* [Provided data]:
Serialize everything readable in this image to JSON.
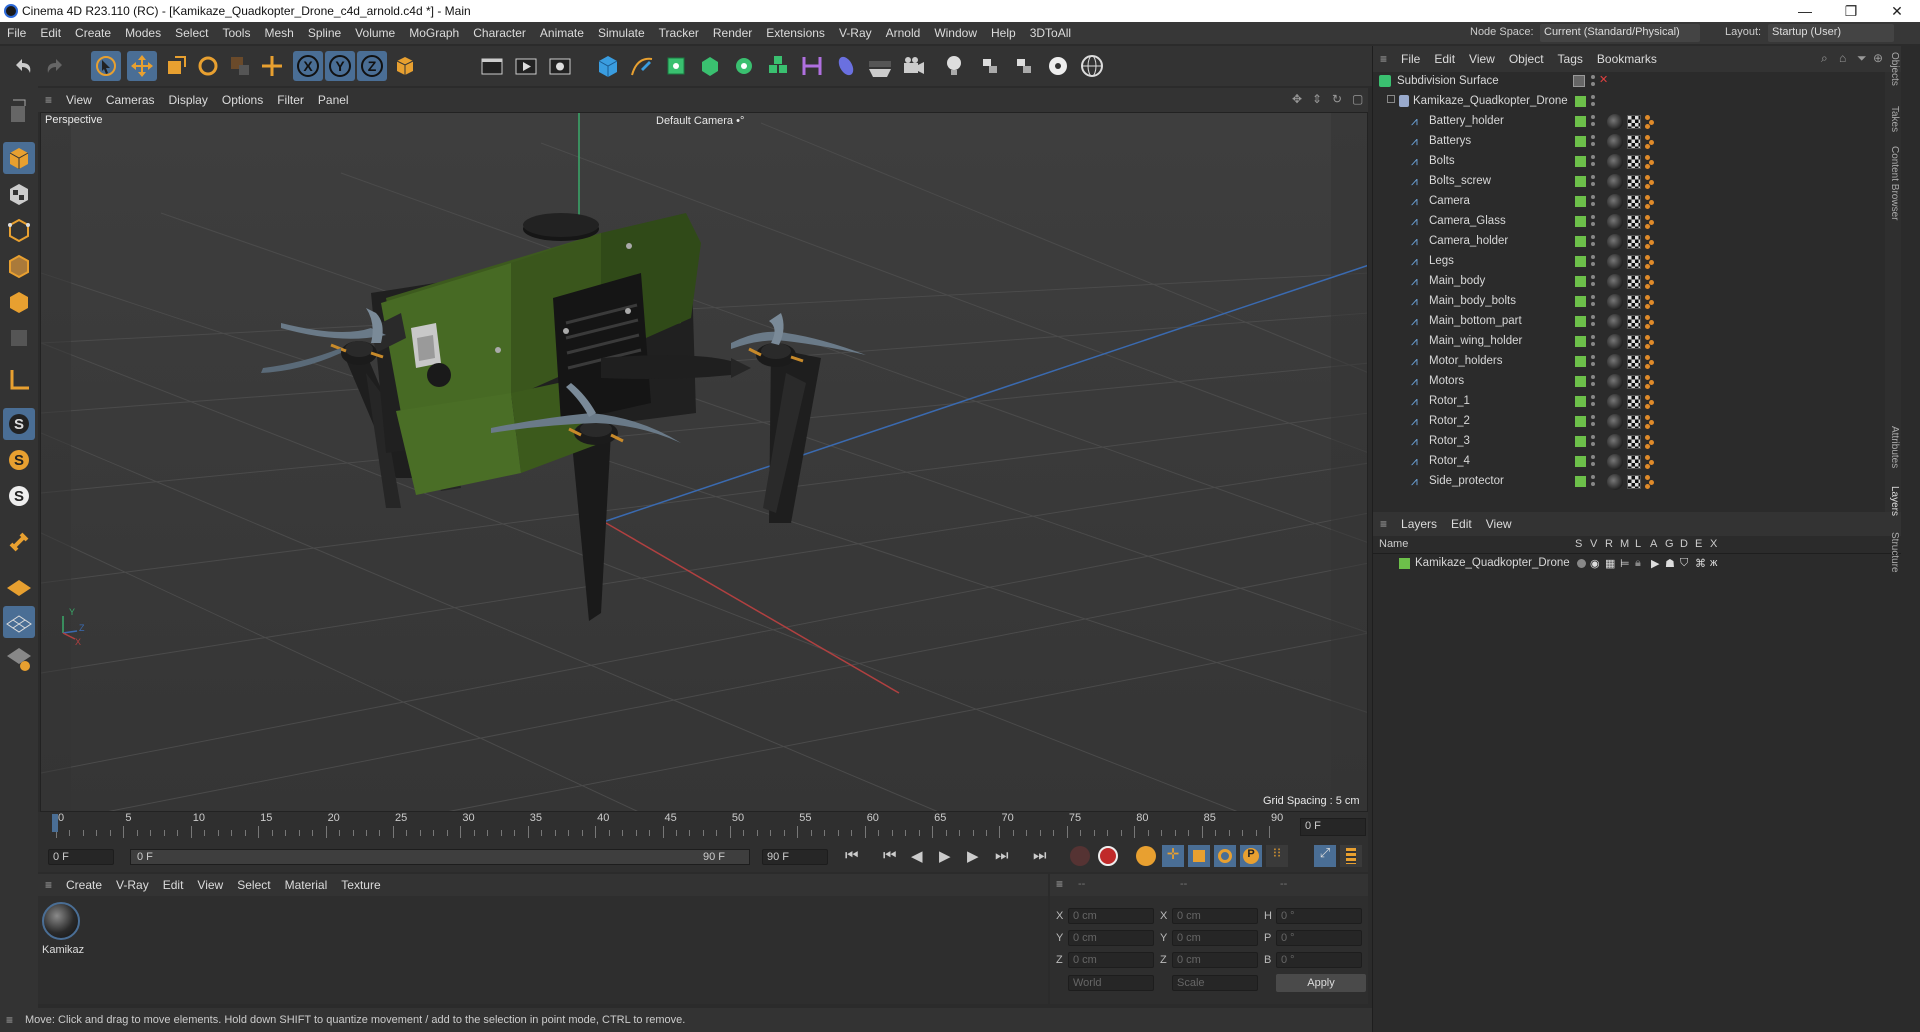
{
  "window": {
    "title": "Cinema 4D R23.110 (RC) - [Kamikaze_Quadkopter_Drone_c4d_arnold.c4d *] - Main",
    "minimize": "—",
    "maximize": "❐",
    "close": "✕"
  },
  "menubar": {
    "items": [
      "File",
      "Edit",
      "Create",
      "Modes",
      "Select",
      "Tools",
      "Mesh",
      "Spline",
      "Volume",
      "MoGraph",
      "Character",
      "Animate",
      "Simulate",
      "Tracker",
      "Render",
      "Extensions",
      "V-Ray",
      "Arnold",
      "Window",
      "Help",
      "3DToAll"
    ],
    "node_space_label": "Node Space:",
    "node_space_value": "Current (Standard/Physical)",
    "layout_label": "Layout:",
    "layout_value": "Startup (User)"
  },
  "viewport": {
    "menu": [
      "View",
      "Cameras",
      "Display",
      "Options",
      "Filter",
      "Panel"
    ],
    "name": "Perspective",
    "camera": "Default Camera",
    "camera_suffix": "•°",
    "grid_spacing": "Grid Spacing : 5 cm",
    "axis_y": "Y",
    "axis_z": "Z",
    "axis_x": "X"
  },
  "timeline": {
    "ticks": [
      "0",
      "5",
      "10",
      "15",
      "20",
      "25",
      "30",
      "35",
      "40",
      "45",
      "50",
      "55",
      "60",
      "65",
      "70",
      "75",
      "80",
      "85",
      "90"
    ],
    "current_frame_right": "0 F",
    "start_frame": "0 F",
    "range_start": "0 F",
    "range_end": "90 F",
    "end_frame": "90 F"
  },
  "material_panel": {
    "menu": [
      "Create",
      "V-Ray",
      "Edit",
      "View",
      "Select",
      "Material",
      "Texture"
    ],
    "material_name": "Kamikaz"
  },
  "coord_panel": {
    "header": [
      "--",
      "--",
      "--"
    ],
    "rows": [
      {
        "a": "X",
        "av": "0 cm",
        "b": "X",
        "bv": "0 cm",
        "c": "H",
        "cv": "0 °"
      },
      {
        "a": "Y",
        "av": "0 cm",
        "b": "Y",
        "bv": "0 cm",
        "c": "P",
        "cv": "0 °"
      },
      {
        "a": "Z",
        "av": "0 cm",
        "b": "Z",
        "bv": "0 cm",
        "c": "B",
        "cv": "0 °"
      }
    ],
    "world": "World",
    "scale": "Scale",
    "apply": "Apply"
  },
  "status": "Move: Click and drag to move elements. Hold down SHIFT to quantize movement / add to the selection in point mode, CTRL to remove.",
  "object_manager": {
    "menu": [
      "File",
      "Edit",
      "View",
      "Object",
      "Tags",
      "Bookmarks"
    ],
    "root": "Subdivision Surface",
    "group": "Kamikaze_Quadkopter_Drone",
    "children": [
      "Battery_holder",
      "Batterys",
      "Bolts",
      "Bolts_screw",
      "Camera",
      "Camera_Glass",
      "Camera_holder",
      "Legs",
      "Main_body",
      "Main_body_bolts",
      "Main_bottom_part",
      "Main_wing_holder",
      "Motor_holders",
      "Motors",
      "Rotor_1",
      "Rotor_2",
      "Rotor_3",
      "Rotor_4",
      "Side_protector"
    ]
  },
  "layer_manager": {
    "menu": [
      "Layers",
      "Edit",
      "View"
    ],
    "col_name": "Name",
    "col_flags": [
      "S",
      "V",
      "R",
      "M",
      "L",
      "A",
      "G",
      "D",
      "E",
      "X"
    ],
    "layer": "Kamikaze_Quadkopter_Drone"
  },
  "side_tabs": [
    "Objects",
    "Takes",
    "Content Browser",
    "Attributes",
    "Layers",
    "Structure"
  ],
  "colors": {
    "accent_blue": "#4a6e95",
    "green_check": "#6dc04a",
    "drone_green": "#3d5a1e"
  }
}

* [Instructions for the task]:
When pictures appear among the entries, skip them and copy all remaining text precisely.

* [Response area]:
Serialize everything readable in this image to JSON.
{
  "window": {
    "title": "Cinema 4D R23.110 (RC) - [Kamikaze_Quadkopter_Drone_c4d_arnold.c4d *] - Main",
    "minimize": "—",
    "maximize": "❐",
    "close": "✕"
  },
  "menubar": {
    "items": [
      "File",
      "Edit",
      "Create",
      "Modes",
      "Select",
      "Tools",
      "Mesh",
      "Spline",
      "Volume",
      "MoGraph",
      "Character",
      "Animate",
      "Simulate",
      "Tracker",
      "Render",
      "Extensions",
      "V-Ray",
      "Arnold",
      "Window",
      "Help",
      "3DToAll"
    ],
    "node_space_label": "Node Space:",
    "node_space_value": "Current (Standard/Physical)",
    "layout_label": "Layout:",
    "layout_value": "Startup (User)"
  },
  "viewport": {
    "menu": [
      "View",
      "Cameras",
      "Display",
      "Options",
      "Filter",
      "Panel"
    ],
    "name": "Perspective",
    "camera": "Default Camera",
    "camera_suffix": "•°",
    "grid_spacing": "Grid Spacing : 5 cm",
    "axis_y": "Y",
    "axis_z": "Z",
    "axis_x": "X"
  },
  "timeline": {
    "ticks": [
      "0",
      "5",
      "10",
      "15",
      "20",
      "25",
      "30",
      "35",
      "40",
      "45",
      "50",
      "55",
      "60",
      "65",
      "70",
      "75",
      "80",
      "85",
      "90"
    ],
    "current_frame_right": "0 F",
    "start_frame": "0 F",
    "range_start": "0 F",
    "range_end": "90 F",
    "end_frame": "90 F"
  },
  "material_panel": {
    "menu": [
      "Create",
      "V-Ray",
      "Edit",
      "View",
      "Select",
      "Material",
      "Texture"
    ],
    "material_name": "Kamikaz"
  },
  "coord_panel": {
    "header": [
      "--",
      "--",
      "--"
    ],
    "rows": [
      {
        "a": "X",
        "av": "0 cm",
        "b": "X",
        "bv": "0 cm",
        "c": "H",
        "cv": "0 °"
      },
      {
        "a": "Y",
        "av": "0 cm",
        "b": "Y",
        "bv": "0 cm",
        "c": "P",
        "cv": "0 °"
      },
      {
        "a": "Z",
        "av": "0 cm",
        "b": "Z",
        "bv": "0 cm",
        "c": "B",
        "cv": "0 °"
      }
    ],
    "world": "World",
    "scale": "Scale",
    "apply": "Apply"
  },
  "status": "Move: Click and drag to move elements. Hold down SHIFT to quantize movement / add to the selection in point mode, CTRL to remove.",
  "object_manager": {
    "menu": [
      "File",
      "Edit",
      "View",
      "Object",
      "Tags",
      "Bookmarks"
    ],
    "root": "Subdivision Surface",
    "group": "Kamikaze_Quadkopter_Drone",
    "children": [
      "Battery_holder",
      "Batterys",
      "Bolts",
      "Bolts_screw",
      "Camera",
      "Camera_Glass",
      "Camera_holder",
      "Legs",
      "Main_body",
      "Main_body_bolts",
      "Main_bottom_part",
      "Main_wing_holder",
      "Motor_holders",
      "Motors",
      "Rotor_1",
      "Rotor_2",
      "Rotor_3",
      "Rotor_4",
      "Side_protector"
    ]
  },
  "layer_manager": {
    "menu": [
      "Layers",
      "Edit",
      "View"
    ],
    "col_name": "Name",
    "col_flags": [
      "S",
      "V",
      "R",
      "M",
      "L",
      "A",
      "G",
      "D",
      "E",
      "X"
    ],
    "layer": "Kamikaze_Quadkopter_Drone"
  },
  "side_tabs": [
    "Objects",
    "Takes",
    "Content Browser",
    "Attributes",
    "Layers",
    "Structure"
  ],
  "colors": {
    "accent_blue": "#4a6e95",
    "green_check": "#6dc04a",
    "drone_green": "#3d5a1e"
  }
}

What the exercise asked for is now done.